As a fellow lister who regularly got flamed (less lately, with the exception
of 1 or 2 very UNDISGUISED listers), I can relate to your bravery making
I do remember Scott (of Q ship) making a similar statement a while back (yes
as far as I know, Scott is still alive).
Now comes my point:
in the hands of an average +- every day driver, a Q will perform BETTER than
a car not equipped with AWD.....(most of us fit in this category)....
in a racing condition (none stock, high power) the article agrees that the
AWD is superior due it its ability to deliver power via 4 wheels.....
From: Matt & Jenai <email@example.com>
To: Quattro List <firstname.lastname@example.org>
Date: Saturday, January 24, 1998 7:07 PM
Subject: Audi Kool-Aid, Pt. II (long)
>Well I finally picked up the February 98 issue of Performance Car which
>everyone has been raving about. Frankly, unless you own an
>ur-quattro(20valve), the issue is a tad harsh from the Audi quattro (street
>1)There is an article charting the rise and fall of AWD in performance
>oriented sedans. The article believes the fall was a result of
>made in the handling of front and rear drivers, tire technology and
>electronics narrowing the gap without the added expense and weight of AWD.
>2)The article comparing great AWD performance cars of the past was very
>complimentary towards the ur-quattro. However, the article claims that
>of its attributes have turned into "glaring weaknesses with the current
>range of quattro models..."
>3)A long term test of the A4 2.8Q was not glowing. Not negative but the
>bottom line seemed to be that the car was a little boring and expensive.
>4)Last but not least (and the reason for my subject line), they did a
>comparison between an A6q and a fwd A6. The results were very surprising.
>Hell, in the original Kool-Aid posts I was arguing that a well designed rwd
>car with a lsd (bmw) will handle better than our quattros. Needless to say
>I was flamed (expected ;-)) Sargent even brought out the buzzer on me!
>Lots of talk about apples to oranges and other such stuff. Well here is
>bad news.

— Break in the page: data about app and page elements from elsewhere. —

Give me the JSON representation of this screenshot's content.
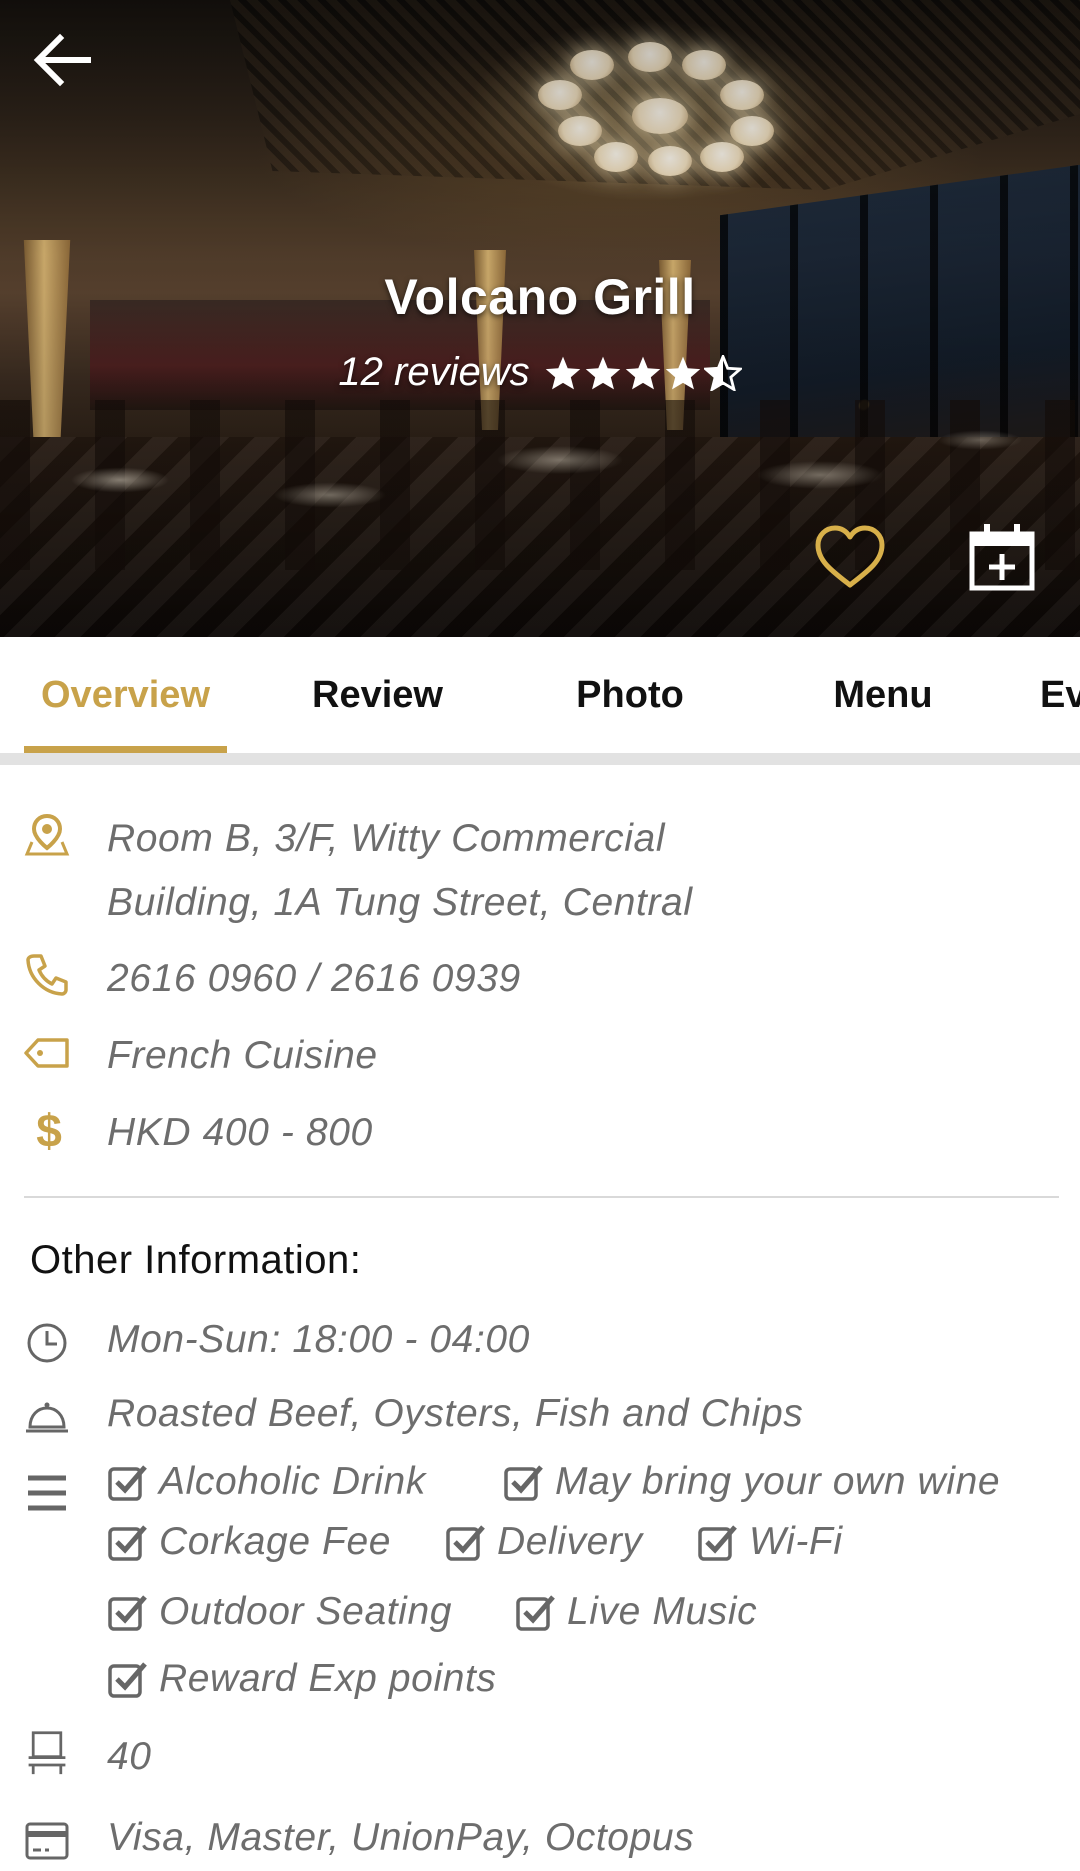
{
  "restaurant": {
    "name": "Volcano Grill",
    "reviews_text": "12 reviews",
    "rating": 4.5
  },
  "hero": {
    "back_icon": "arrow-left-icon",
    "favorite_icon": "heart-outline-icon",
    "calendar_icon": "calendar-plus-icon"
  },
  "tabs": [
    {
      "label": "Overview",
      "active": true
    },
    {
      "label": "Review",
      "active": false
    },
    {
      "label": "Photo",
      "active": false
    },
    {
      "label": "Menu",
      "active": false
    },
    {
      "label": "Ev",
      "active": false
    }
  ],
  "overview": {
    "address_line1": "Room B, 3/F, Witty Commercial",
    "address_line2": "Building, 1A Tung Street, Central",
    "phone": "2616 0960 / 2616 0939",
    "cuisine": "French Cuisine",
    "price": "HKD 400 - 800"
  },
  "other_info": {
    "title": "Other Information:",
    "hours": "Mon-Sun: 18:00 - 04:00",
    "dishes": "Roasted Beef, Oysters, Fish and Chips",
    "features": [
      "Alcoholic Drink",
      "May bring your own wine",
      "Corkage Fee",
      "Delivery",
      "Wi-Fi",
      "Outdoor Seating",
      "Live Music",
      "Reward Exp points"
    ],
    "seats": "40",
    "payment": "Visa, Master, UnionPay, Octopus"
  },
  "colors": {
    "accent": "#c8a24a",
    "text_muted": "#6d6d6d",
    "divider": "#d9d9d9"
  }
}
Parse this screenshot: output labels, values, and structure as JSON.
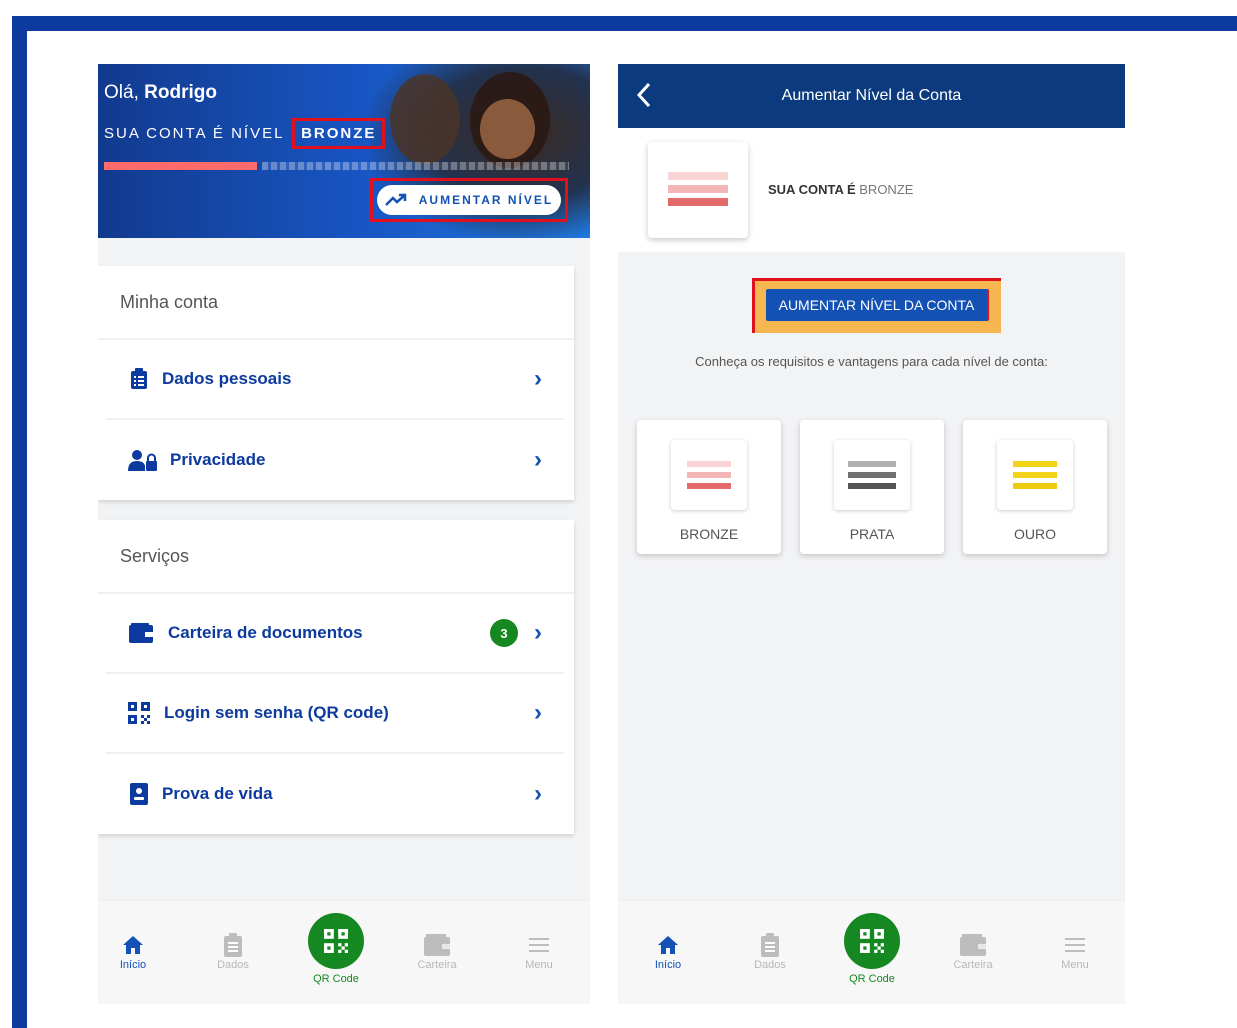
{
  "left": {
    "greeting_prefix": "Olá,",
    "greeting_name": "Rodrigo",
    "level_label": "SUA CONTA É NÍVEL",
    "level_value": "BRONZE",
    "progress_fraction": 0.33,
    "upgrade_button": "AUMENTAR NÍVEL",
    "my_account": {
      "title": "Minha conta",
      "items": [
        {
          "label": "Dados pessoais",
          "icon": "clipboard-icon"
        },
        {
          "label": "Privacidade",
          "icon": "user-lock-icon"
        }
      ]
    },
    "services": {
      "title": "Serviços",
      "items": [
        {
          "label": "Carteira de documentos",
          "icon": "wallet-icon",
          "badge": "3"
        },
        {
          "label": "Login sem senha (QR code)",
          "icon": "qr-code-icon"
        },
        {
          "label": "Prova de vida",
          "icon": "id-badge-icon"
        }
      ]
    }
  },
  "right": {
    "header_title": "Aumentar Nível da Conta",
    "account_label": "SUA CONTA É",
    "account_value": "BRONZE",
    "cta_button": "AUMENTAR NÍVEL DA CONTA",
    "info_text": "Conheça os requisitos e vantagens para cada nível de conta:",
    "tiers": [
      {
        "label": "BRONZE",
        "color": "#f08a8a"
      },
      {
        "label": "PRATA",
        "color": "#707070"
      },
      {
        "label": "OURO",
        "color": "#f2d31a"
      }
    ]
  },
  "nav": {
    "home": "Início",
    "data": "Dados",
    "qr": "QR Code",
    "wallet": "Carteira",
    "menu": "Menu"
  },
  "colors": {
    "primary": "#1351b4",
    "dark_blue": "#0c3a9e",
    "green": "#168821",
    "highlight_red": "#e0101c",
    "highlight_orange": "#f6b751"
  }
}
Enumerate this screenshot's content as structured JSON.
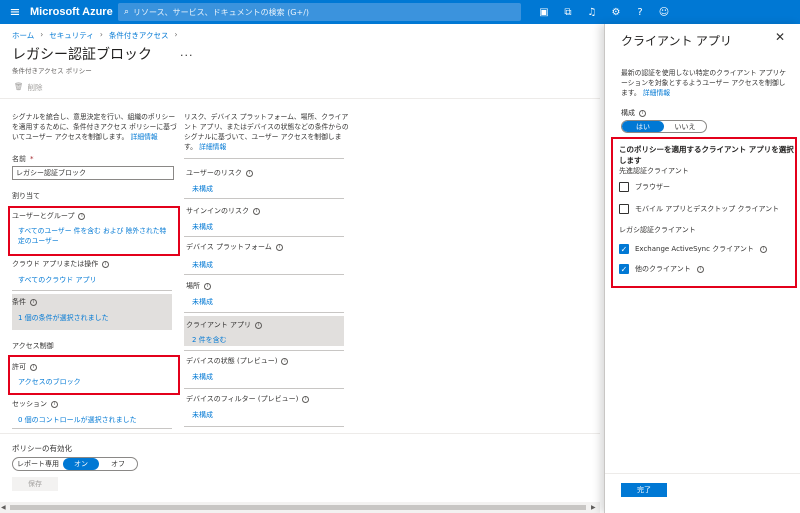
{
  "topbar": {
    "brand": "Microsoft Azure",
    "search_placeholder": "リソース、サービス、ドキュメントの検索 (G+/)"
  },
  "breadcrumb": [
    "ホーム",
    "セキュリティ",
    "条件付きアクセス"
  ],
  "page": {
    "title": "レガシー認証ブロック",
    "subtitle": "条件付きアクセス ポリシー",
    "delete_label": "削除",
    "more": "..."
  },
  "left": {
    "description": "シグナルを統合し、意思決定を行い、組織のポリシーを適用するために、条件付きアクセス ポリシーに基づいてユーザー アクセスを制御します。",
    "learn_more": "詳細情報",
    "name_label": "名前",
    "name_value": "レガシー認証ブロック",
    "assignments_label": "割り当て",
    "users_label": "ユーザーとグループ",
    "users_value": "すべてのユーザー 件を含む および 除外された特定のユーザー",
    "cloud_apps_label": "クラウド アプリまたは操作",
    "cloud_apps_value": "すべてのクラウド アプリ",
    "conditions_label": "条件",
    "conditions_value": "1 個の条件が選択されました",
    "access_controls_label": "アクセス制御",
    "grant_label": "許可",
    "grant_value": "アクセスのブロック",
    "session_label": "セッション",
    "session_value": "0 個のコントロールが選択されました"
  },
  "right": {
    "description": "リスク、デバイス プラットフォーム、場所、クライアント アプリ、またはデバイスの状態などの条件からのシグナルに基づいて、ユーザー アクセスを制御します。",
    "learn_more": "詳細情報",
    "conditions": [
      {
        "label": "ユーザーのリスク",
        "value": "未構成"
      },
      {
        "label": "サインインのリスク",
        "value": "未構成"
      },
      {
        "label": "デバイス プラットフォーム",
        "value": "未構成"
      },
      {
        "label": "場所",
        "value": "未構成"
      },
      {
        "label": "クライアント アプリ",
        "value": "2 件を含む"
      },
      {
        "label": "デバイスの状態 (プレビュー)",
        "value": "未構成"
      },
      {
        "label": "デバイスのフィルター (プレビュー)",
        "value": "未構成"
      }
    ]
  },
  "bottom": {
    "enable_label": "ポリシーの有効化",
    "toggle": [
      "レポート専用",
      "オン",
      "オフ"
    ],
    "save": "保存"
  },
  "panel": {
    "title": "クライアント アプリ",
    "description": "最新の認証を使用しない特定のクライアント アプリケーションを対象とするようユーザー アクセスを制御します。",
    "learn_more": "詳細情報",
    "configure_label": "構成",
    "yes": "はい",
    "no": "いいえ",
    "select_title": "このポリシーを適用するクライアント アプリを選択します",
    "modern_section": "先進認証クライアント",
    "browser": "ブラウザー",
    "mobile_desktop": "モバイル アプリとデスクトップ クライアント",
    "legacy_section": "レガシ認証クライアント",
    "exchange": "Exchange ActiveSync クライアント",
    "other_clients": "他のクライアント",
    "done": "完了"
  },
  "colors": {
    "accent": "#0078d4",
    "highlight": "#e3001b"
  }
}
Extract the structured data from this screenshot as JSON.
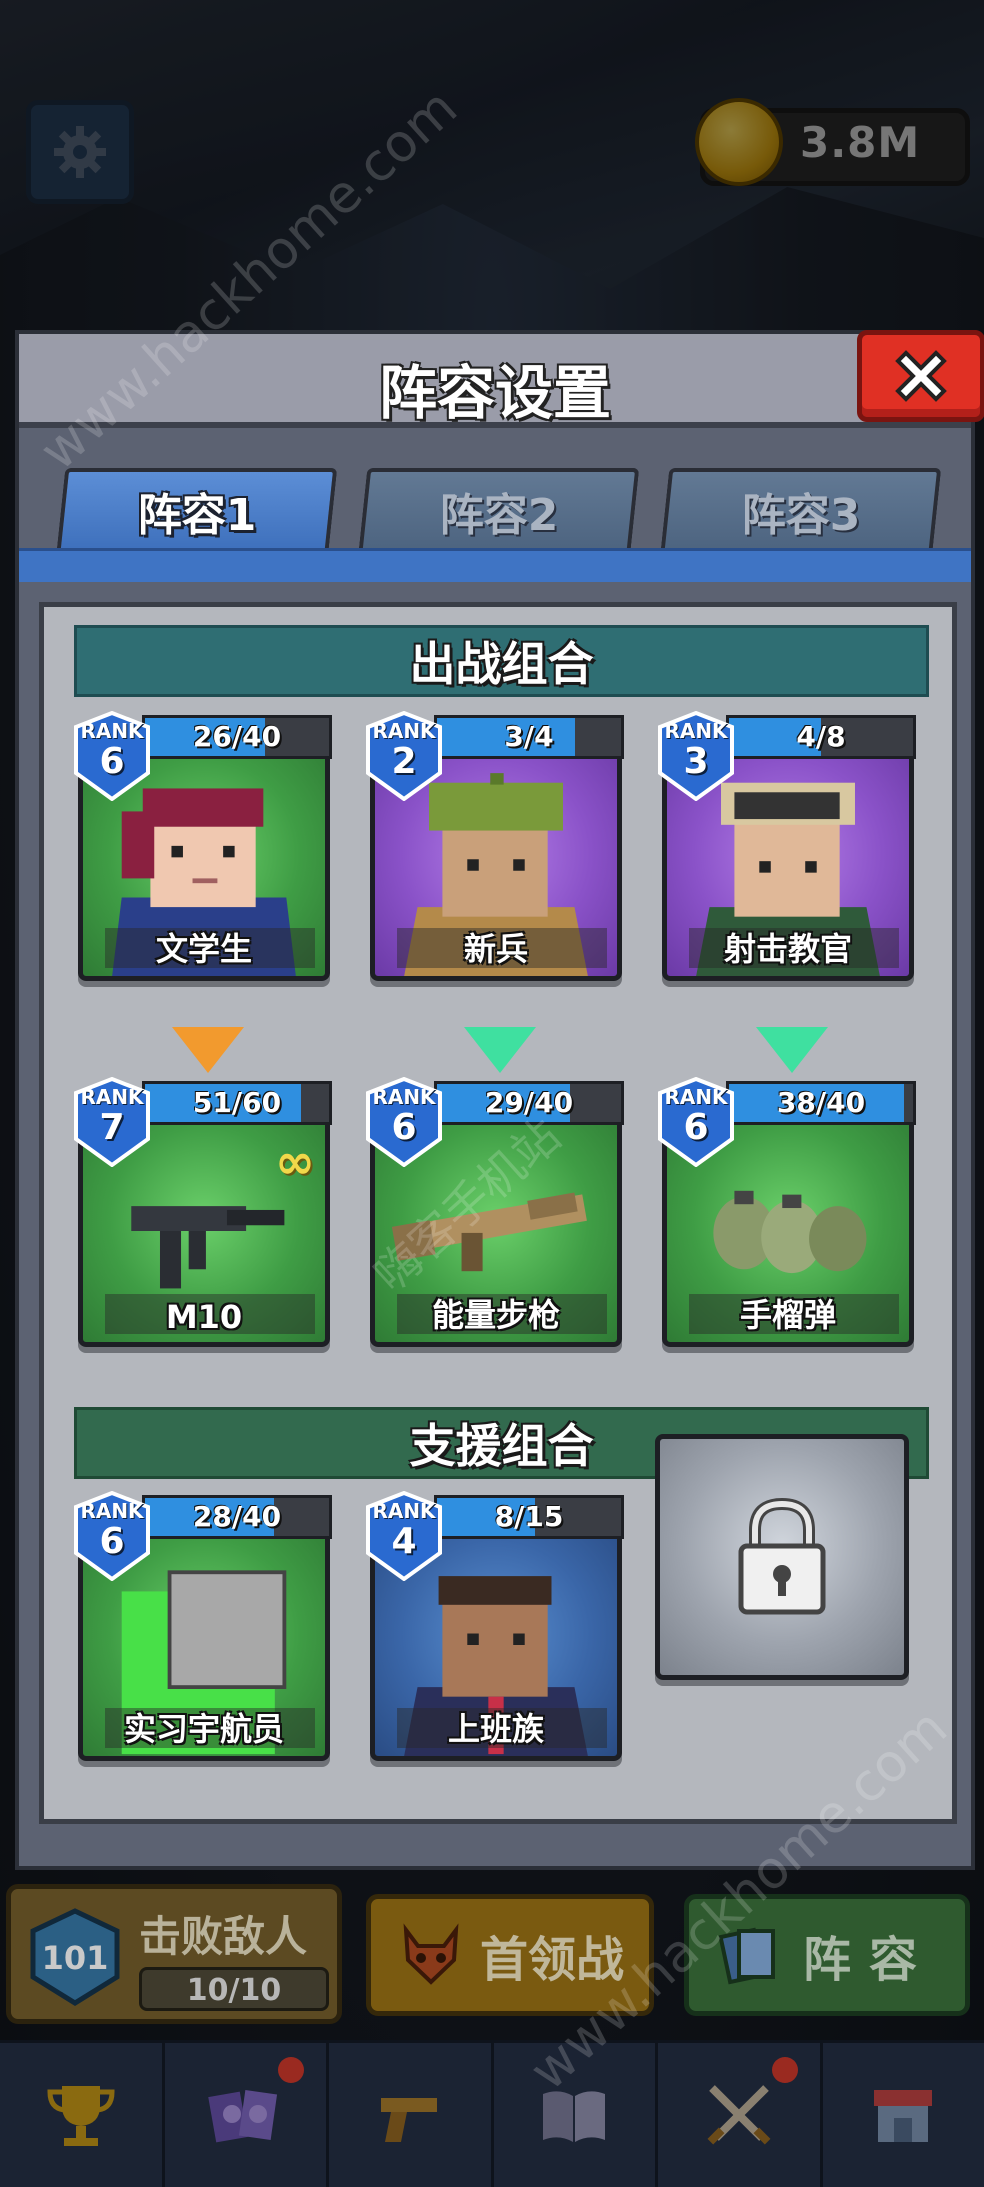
{
  "top_hud": {
    "settings_icon": "gear-icon",
    "coin_icon": "gold-coin-icon",
    "coins": "3.8M"
  },
  "modal": {
    "title": "阵容设置",
    "close_icon": "close-x-icon",
    "tabs": [
      {
        "label": "阵容1",
        "active": true
      },
      {
        "label": "阵容2",
        "active": false
      },
      {
        "label": "阵容3",
        "active": false
      }
    ]
  },
  "battle_section": {
    "title": "出战组合",
    "characters": [
      {
        "name": "文学生",
        "rank_label": "RANK",
        "rank": "6",
        "progress": "26/40",
        "fill": 0.65,
        "bg": "green"
      },
      {
        "name": "新兵",
        "rank_label": "RANK",
        "rank": "2",
        "progress": "3/4",
        "fill": 0.75,
        "bg": "purple"
      },
      {
        "name": "射击教官",
        "rank_label": "RANK",
        "rank": "3",
        "progress": "4/8",
        "fill": 0.5,
        "bg": "purple"
      }
    ],
    "arrows": [
      "orange",
      "green",
      "green"
    ],
    "weapons": [
      {
        "name": "M10",
        "rank_label": "RANK",
        "rank": "7",
        "progress": "51/60",
        "fill": 0.85,
        "bg": "green",
        "badge": "∞"
      },
      {
        "name": "能量步枪",
        "rank_label": "RANK",
        "rank": "6",
        "progress": "29/40",
        "fill": 0.725,
        "bg": "green"
      },
      {
        "name": "手榴弹",
        "rank_label": "RANK",
        "rank": "6",
        "progress": "38/40",
        "fill": 0.95,
        "bg": "green"
      }
    ]
  },
  "support_section": {
    "title": "支援组合",
    "characters": [
      {
        "name": "实习宇航员",
        "rank_label": "RANK",
        "rank": "6",
        "progress": "28/40",
        "fill": 0.7,
        "bg": "green"
      },
      {
        "name": "上班族",
        "rank_label": "RANK",
        "rank": "4",
        "progress": "8/15",
        "fill": 0.53,
        "bg": "blue"
      }
    ],
    "locked_icon": "padlock-icon"
  },
  "bottom_panel": {
    "level": "101",
    "kill_title": "击败敌人",
    "kill_count": "10/10",
    "boss_label": "首领战",
    "lineup_label": "阵容"
  },
  "nav": [
    "trophy-icon",
    "heroes-icon",
    "pistol-icon",
    "book-icon",
    "crossed-swords-icon",
    "shop-icon"
  ],
  "watermark": [
    "www.hackhome.com",
    "嗨客手机站"
  ],
  "colors": {
    "tab_active": "#3e70bc",
    "close_red": "#e03024",
    "section_header": "#2f6e73",
    "progress_fill": "#2f8fe0"
  }
}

In every single test the two cars were almost exactly even (1 or
>2 tenths of a second apart). On wet asphalt the q was .6 faster 0-30. On
>ice it was 4.5 faster. Those were the big differences. The disturbing
>parts are the results in the dry handling, wet handling, and slalom tests.
> The dry handling course "combines an 80mph lane change, two tight
>hairpins - one first gear, one second - and a tightening radius
>left-hander." In the dry the q did this in 69.5 sec. while the fwd did it
>in 69.6. The wet handling course was comprised of two tight left-handers,
>longer right-hander and three quarters of a lap of a large diameter circle
>that is at the hub of the testing ground's wet grip facility. The WET
>times: q 39.9, fwd 40.1. Wet lateral G was .70 for the q and .69 for fwd.
> The slalom results were 8.33 for the q and 8.29 for the fwd. The two
>drivers remarked that the cars felt very different. "The quattro felt much
>stiffer and dartier, but its tail broke away less progressively, making it
>harder to keep on the edge." The q killed a lot more cones when pushed.
> "Verdict: The advantage of 4wd in regular driving is clearly marginal
>in a 193hp car. In the dry the fwd A6 was virtually the equal of the q,
>even in the wet the q's measurable advantage was very slim.
> The q system doesn't increase the cornering grip on offer; it merely
>allows more torque to be used accelerating out of the corners, which isn't
>the same thing."
>1) Any increase in ability to come out of the turn is offset by added
>weight hurting both braking and acceleration (if it did this poorly against
>a fwd car imagine how it would do against a rwd car when the weight has
>shifted to the rear wheels coming out of the hole);
>2) The quattro system only reaps big benefits for dry handling in a high
>environment - BTCC, IMSA, etc.
>3) Brakes, balance, lack of weight shift, etc. are much more important
>awd when it comes to handling in street hp set ups.
>4) The quattros are more stable at 7 or 8/10s they are not more stable at
>the limit. A competent driver can hang the tail out on a rwd car and hold
>it. In my experience, a quattro does not have a gray area. The car is rock
>solid and then, if pushed really hard, it snaps.
>Nomex suit on :-)
>Matt Pfeffer - 89 tqw - stage II